*** Opening INPUT FOR THIS TASK ***

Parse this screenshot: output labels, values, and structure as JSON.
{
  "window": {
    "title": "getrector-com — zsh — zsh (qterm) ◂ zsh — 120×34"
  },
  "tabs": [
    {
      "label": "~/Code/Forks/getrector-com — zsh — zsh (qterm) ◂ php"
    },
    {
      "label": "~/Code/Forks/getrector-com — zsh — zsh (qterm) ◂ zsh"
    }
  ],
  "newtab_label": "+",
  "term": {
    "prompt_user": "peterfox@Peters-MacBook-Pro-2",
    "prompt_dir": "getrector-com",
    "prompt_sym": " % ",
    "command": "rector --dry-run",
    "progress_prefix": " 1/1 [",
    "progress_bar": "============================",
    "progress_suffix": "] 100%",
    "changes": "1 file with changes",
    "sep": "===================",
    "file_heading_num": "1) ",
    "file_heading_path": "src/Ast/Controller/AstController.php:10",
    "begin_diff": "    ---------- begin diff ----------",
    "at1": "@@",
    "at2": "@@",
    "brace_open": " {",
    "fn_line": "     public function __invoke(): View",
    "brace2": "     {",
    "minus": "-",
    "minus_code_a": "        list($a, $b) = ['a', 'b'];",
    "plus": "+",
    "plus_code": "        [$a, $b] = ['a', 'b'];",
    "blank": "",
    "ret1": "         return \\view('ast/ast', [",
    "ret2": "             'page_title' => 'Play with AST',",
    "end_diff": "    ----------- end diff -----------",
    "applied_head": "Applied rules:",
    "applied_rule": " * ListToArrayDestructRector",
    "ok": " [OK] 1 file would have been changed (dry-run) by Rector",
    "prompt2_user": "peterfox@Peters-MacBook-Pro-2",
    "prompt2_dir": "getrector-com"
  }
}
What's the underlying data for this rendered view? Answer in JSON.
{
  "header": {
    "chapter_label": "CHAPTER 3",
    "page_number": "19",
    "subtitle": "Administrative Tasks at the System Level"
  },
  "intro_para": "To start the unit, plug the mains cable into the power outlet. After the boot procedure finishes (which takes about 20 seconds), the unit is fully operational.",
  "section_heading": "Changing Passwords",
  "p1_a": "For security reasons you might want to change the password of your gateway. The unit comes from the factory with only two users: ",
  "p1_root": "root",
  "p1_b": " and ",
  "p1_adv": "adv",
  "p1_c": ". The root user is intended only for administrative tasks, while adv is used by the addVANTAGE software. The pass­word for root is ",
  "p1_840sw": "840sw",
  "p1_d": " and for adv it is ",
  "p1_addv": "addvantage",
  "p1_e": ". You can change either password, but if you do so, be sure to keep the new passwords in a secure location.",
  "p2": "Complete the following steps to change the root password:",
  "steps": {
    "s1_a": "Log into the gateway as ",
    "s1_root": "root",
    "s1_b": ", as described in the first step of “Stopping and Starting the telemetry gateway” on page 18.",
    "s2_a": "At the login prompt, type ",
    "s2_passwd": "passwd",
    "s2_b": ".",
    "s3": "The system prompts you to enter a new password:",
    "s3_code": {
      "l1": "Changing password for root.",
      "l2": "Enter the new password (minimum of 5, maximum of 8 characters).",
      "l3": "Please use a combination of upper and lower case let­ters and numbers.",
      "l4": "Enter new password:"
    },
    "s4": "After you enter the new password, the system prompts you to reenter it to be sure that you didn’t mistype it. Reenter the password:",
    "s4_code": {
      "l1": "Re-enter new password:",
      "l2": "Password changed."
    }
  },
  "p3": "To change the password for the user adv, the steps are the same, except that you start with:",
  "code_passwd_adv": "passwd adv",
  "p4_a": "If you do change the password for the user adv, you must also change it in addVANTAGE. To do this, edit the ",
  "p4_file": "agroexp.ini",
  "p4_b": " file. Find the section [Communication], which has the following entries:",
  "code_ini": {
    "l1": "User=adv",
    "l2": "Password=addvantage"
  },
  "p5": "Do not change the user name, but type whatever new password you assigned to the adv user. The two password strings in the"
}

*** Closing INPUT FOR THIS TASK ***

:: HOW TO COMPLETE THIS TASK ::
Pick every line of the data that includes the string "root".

:: RESPONSE AREA ::
  "p1_root": "root",
  "p1_c": ". The root user is intended only for administrative tasks, while adv is used by the addVANTAGE software. The pass­word for root is ",
  "p2": "Complete the following steps to change the root password:",
    "s1_root": "root",
      "l1": "Changing password for root.",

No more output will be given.